North Korean Propaganda Photograph of prisoners of USS Pueblo. Photo and explanation from the Time Magazine article that blew the Hawaiian Good Luck Sign secret. The soldiers were flipping the middle finger, as way to covertly protest their captivity in North Korea, and the propaganda on their treatment and guilt. The North Koreans for months photographed them without knowing the real meaning of flipping the middle finger, while the sailors explained that the sign meant good luck in Hawaii.
Bucher was psychologically tortured such as being put through a mock firing squad in an effort to make him confess. Eventually the Koreans threatened to execute his men in front of him, and Bucher relented and agreed to "confess to his and the crew's transgression." Bucher wrote the confession and the North Koreans verified the meaning of what he wrote, but failed to catch the pun when he said "We paean the North Korean state.

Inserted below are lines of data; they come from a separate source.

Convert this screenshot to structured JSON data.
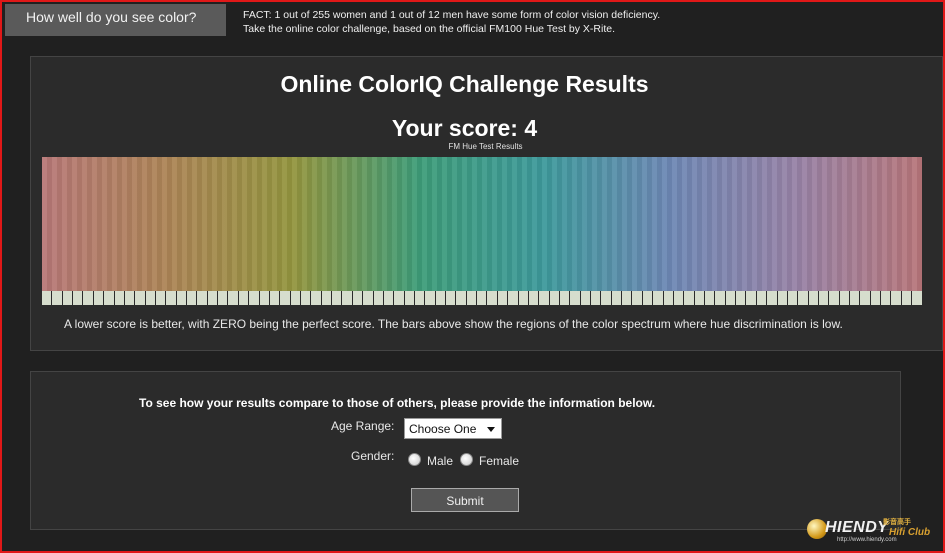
{
  "header": {
    "tab_label": "How well do you see color?",
    "fact_line1": "FACT: 1 out of 255 women and 1 out of 12 men have some form of color vision deficiency.",
    "fact_line2": "Take the online color challenge, based on the official FM100 Hue Test by X-Rite."
  },
  "results": {
    "title": "Online ColorIQ Challenge Results",
    "score_text": "Your score: 4",
    "spectrum_label": "FM Hue Test Results",
    "tick_count": 85,
    "spectrum_colors": [
      "#b87878",
      "#ad8556",
      "#94963f",
      "#3e9d79",
      "#3e9a9c",
      "#6e88b5",
      "#9883a7",
      "#b8767a"
    ],
    "note": "A lower score is better, with ZERO being the perfect score. The bars above show the regions of the color spectrum where hue discrimination is low."
  },
  "form": {
    "prompt": "To see how your results compare to those of others, please provide the information below.",
    "age_label": "Age Range:",
    "age_selected": "Choose One",
    "gender_label": "Gender:",
    "male_label": "Male",
    "female_label": "Female",
    "submit_label": "Submit"
  },
  "watermark": {
    "brand": "HIENDY",
    "sub": "影音高手",
    "club": "Hifi Club",
    "url": "http://www.hiendy.com"
  }
}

We paean their great leader Kim Il Sung."
Following an apology, a written admission by the United States that the Pueblo had been spying, and an assurance that the United States would not spy in the future, the North Korean government decided to release the 82 remaining crew members. On December 23,1968, the crew was taken by buses to the demilitarized zone (DMZ) border with South Korea and ordered to walk south across the "Bridge of No Return." Exactly 11 months after being taken prisoner, Bucher led the long line of crewmen, followed at the end by the Executive Officer, Lieutenant Ed Murphy, the last man across the bridge. The United States then retracted the ransom admission, apology, and assurance.
Following his release, Bucher was subjected to a court of inquiry by the Navy for having given up the Pueblo without a fight (as Steve Hayward notes at pages 181-182 of the first of his Age of Reagan books.) A court martial was recommended. Secretary of the Navy John Chafee then intervened on Bucher's behalf to foreclose action against him. Bucher seems to have followed orders not to start any international incidents. Bucher continued his Navy career until retirement in the rank of Commander. The Pueblo, incidentally, remains in the hands of North Korea.